Alex Dalton saw his first real game action at right guard in place of Kasitati.
And an offensive line that struggled in the first two games didn’t buckle. They did allow three sacks – and probably a few more than Mayfield avoided – but helped Oklahoma to a 6.1-yard per carry average.
That’s the highest this season by almost double.
On effort, the offensive line gets an A. But we don’t grade on effort.
Zack Sanchez – C+: The secondary was going to be tested, and Sanchez is the leader in that secondary.
In straight man, he didn’t have too many problems – not allowing a pass of more than 30 yards and limiting his man to just five catches. He also played with a significant leg injury.
In zone coverage, he was a bit more left out to dry as the Sooners pass defense allowed 427 yards. Most of it came against freshman P.J. Mbanasor. Ultimately, Sanchez was solid. He registered the only pass break-up in the secondary and had five tackles as well.

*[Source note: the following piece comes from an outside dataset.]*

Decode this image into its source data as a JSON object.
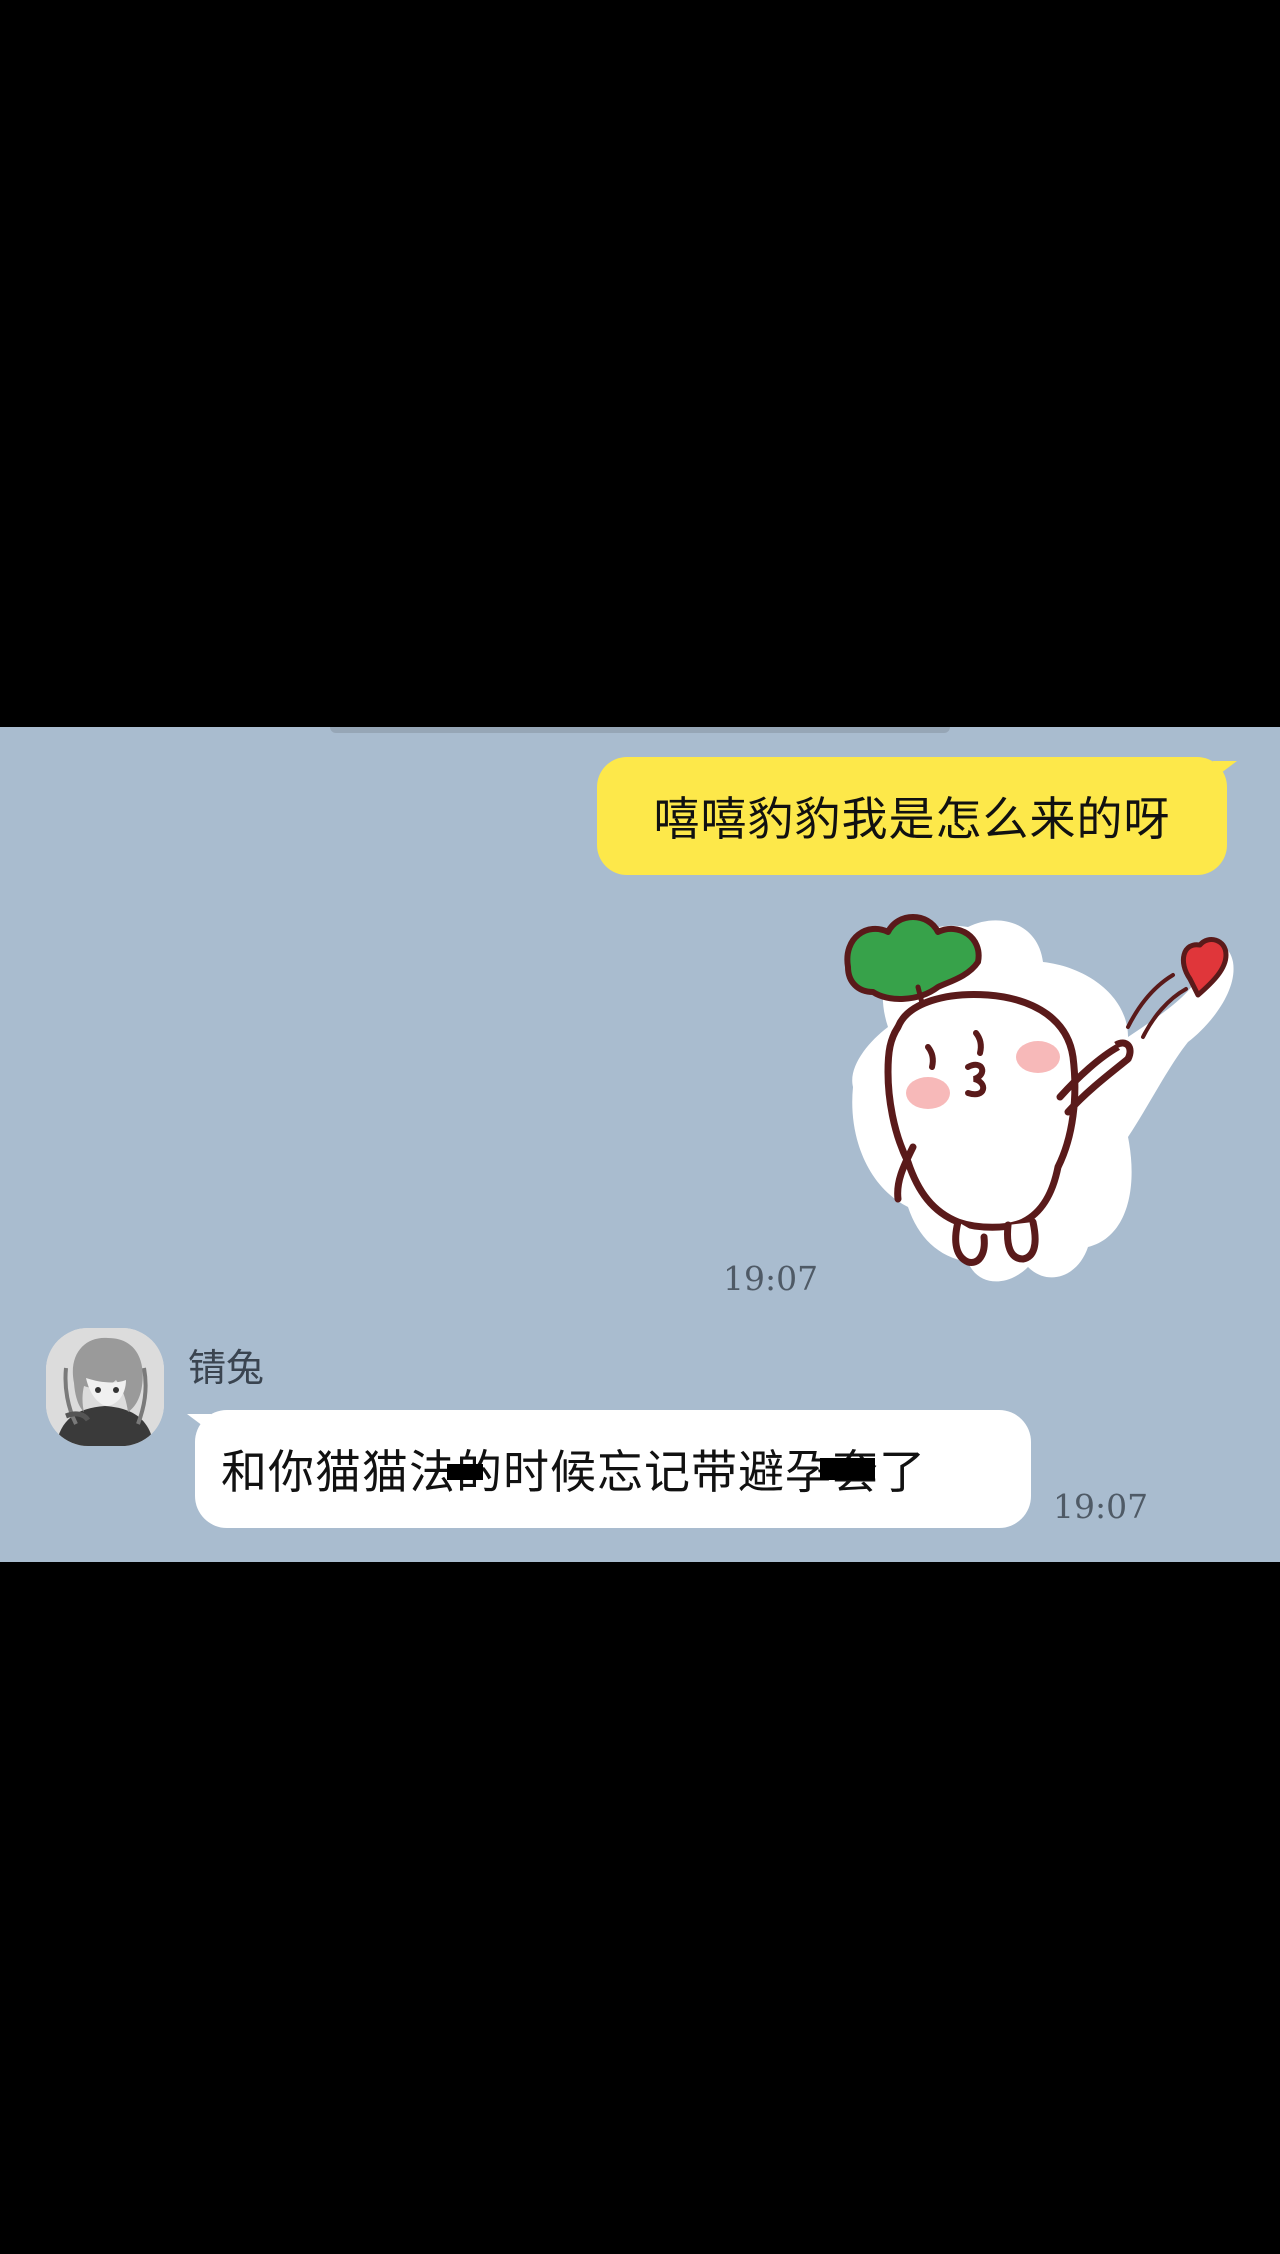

Big-play defense – B: Oklahoma came into the game knowing that it had to eliminate big plays and slow Tulsa’s momentum. The Golden Hurricane was going to score and produced big numbers. The Sooners had to make sure Tulsa worked for it.
For the most part, Tulsa had to do just that.
Oklahoma limited Tulsa to just three plays of more than 20 yards, although it had two big plays called back on offensive penalties. Two of those registered big plays resulted in touchdowns – the Hail Mary at the end of the first half and a busted coverage in the fourth quarter.
A pass interference call in the third quarter negated a big reception by Keyarris Garrett, who Oklahoma had no answer for, that changed the game. Tulsa would have had the ball on the Sooners’ six-yard line with a chance to pull within one score.
Instead, Tulsa managed just one more touchdown.